_What you will do_
Only the number is wanted: how many lines of these entries contain the word "Agents"?

** Supplied material follows **

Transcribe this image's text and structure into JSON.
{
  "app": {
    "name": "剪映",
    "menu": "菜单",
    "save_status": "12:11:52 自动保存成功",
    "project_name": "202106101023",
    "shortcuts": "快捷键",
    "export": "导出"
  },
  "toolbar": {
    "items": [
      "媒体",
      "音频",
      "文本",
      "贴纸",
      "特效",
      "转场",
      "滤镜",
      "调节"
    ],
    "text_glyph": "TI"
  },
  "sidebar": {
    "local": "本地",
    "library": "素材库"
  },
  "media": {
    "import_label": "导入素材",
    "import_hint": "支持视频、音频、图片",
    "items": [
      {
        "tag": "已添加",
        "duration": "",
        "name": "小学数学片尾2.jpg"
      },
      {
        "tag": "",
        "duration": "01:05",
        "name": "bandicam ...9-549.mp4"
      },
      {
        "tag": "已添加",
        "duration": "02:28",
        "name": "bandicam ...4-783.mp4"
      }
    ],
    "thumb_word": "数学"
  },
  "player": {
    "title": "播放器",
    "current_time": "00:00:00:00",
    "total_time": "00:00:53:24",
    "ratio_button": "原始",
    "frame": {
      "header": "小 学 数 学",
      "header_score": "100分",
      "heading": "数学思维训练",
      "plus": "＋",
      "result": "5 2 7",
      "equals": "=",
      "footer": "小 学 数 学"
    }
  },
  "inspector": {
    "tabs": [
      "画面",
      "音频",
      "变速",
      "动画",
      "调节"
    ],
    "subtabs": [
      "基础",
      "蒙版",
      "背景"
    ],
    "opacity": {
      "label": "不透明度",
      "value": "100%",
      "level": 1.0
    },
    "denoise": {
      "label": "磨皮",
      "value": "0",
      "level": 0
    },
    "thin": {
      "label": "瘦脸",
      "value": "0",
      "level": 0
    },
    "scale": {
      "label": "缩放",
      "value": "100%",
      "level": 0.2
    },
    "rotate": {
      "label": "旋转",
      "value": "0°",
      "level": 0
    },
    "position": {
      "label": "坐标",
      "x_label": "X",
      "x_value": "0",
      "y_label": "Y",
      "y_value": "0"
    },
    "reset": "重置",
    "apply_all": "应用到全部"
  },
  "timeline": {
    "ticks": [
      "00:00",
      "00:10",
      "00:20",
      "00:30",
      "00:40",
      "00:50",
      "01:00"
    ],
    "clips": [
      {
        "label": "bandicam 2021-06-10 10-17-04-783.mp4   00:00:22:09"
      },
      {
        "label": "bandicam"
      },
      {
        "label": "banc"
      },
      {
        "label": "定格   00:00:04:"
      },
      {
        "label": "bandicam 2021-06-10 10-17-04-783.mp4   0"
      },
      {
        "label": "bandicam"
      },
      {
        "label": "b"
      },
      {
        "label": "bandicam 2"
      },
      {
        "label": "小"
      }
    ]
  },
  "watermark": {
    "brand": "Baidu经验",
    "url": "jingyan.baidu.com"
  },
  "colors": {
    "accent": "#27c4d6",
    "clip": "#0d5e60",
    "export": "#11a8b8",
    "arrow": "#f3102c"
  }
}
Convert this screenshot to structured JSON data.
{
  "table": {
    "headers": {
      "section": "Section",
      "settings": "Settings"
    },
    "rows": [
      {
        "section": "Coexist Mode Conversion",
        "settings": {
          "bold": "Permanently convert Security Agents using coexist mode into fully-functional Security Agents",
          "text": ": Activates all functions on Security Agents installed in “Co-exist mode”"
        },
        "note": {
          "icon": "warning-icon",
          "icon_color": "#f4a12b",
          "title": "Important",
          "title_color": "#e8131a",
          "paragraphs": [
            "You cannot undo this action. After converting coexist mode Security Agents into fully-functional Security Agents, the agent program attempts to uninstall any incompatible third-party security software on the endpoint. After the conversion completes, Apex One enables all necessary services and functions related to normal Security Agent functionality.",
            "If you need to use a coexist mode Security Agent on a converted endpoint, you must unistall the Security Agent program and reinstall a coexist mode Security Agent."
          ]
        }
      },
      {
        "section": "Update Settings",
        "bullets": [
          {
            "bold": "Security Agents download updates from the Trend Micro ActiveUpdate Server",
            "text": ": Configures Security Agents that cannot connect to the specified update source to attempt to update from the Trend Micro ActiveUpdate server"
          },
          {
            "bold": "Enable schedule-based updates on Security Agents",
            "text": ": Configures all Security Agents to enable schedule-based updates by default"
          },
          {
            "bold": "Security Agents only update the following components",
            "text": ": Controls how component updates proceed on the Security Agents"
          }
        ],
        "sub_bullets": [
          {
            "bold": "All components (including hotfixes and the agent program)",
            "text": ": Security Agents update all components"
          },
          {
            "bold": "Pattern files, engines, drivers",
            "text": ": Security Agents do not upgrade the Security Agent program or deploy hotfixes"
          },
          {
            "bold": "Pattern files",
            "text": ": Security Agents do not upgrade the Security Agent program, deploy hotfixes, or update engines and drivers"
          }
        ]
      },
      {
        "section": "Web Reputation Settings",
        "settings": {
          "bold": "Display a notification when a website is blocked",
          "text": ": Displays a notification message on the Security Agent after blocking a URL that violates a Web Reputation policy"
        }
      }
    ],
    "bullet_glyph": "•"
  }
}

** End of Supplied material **

_Output_
12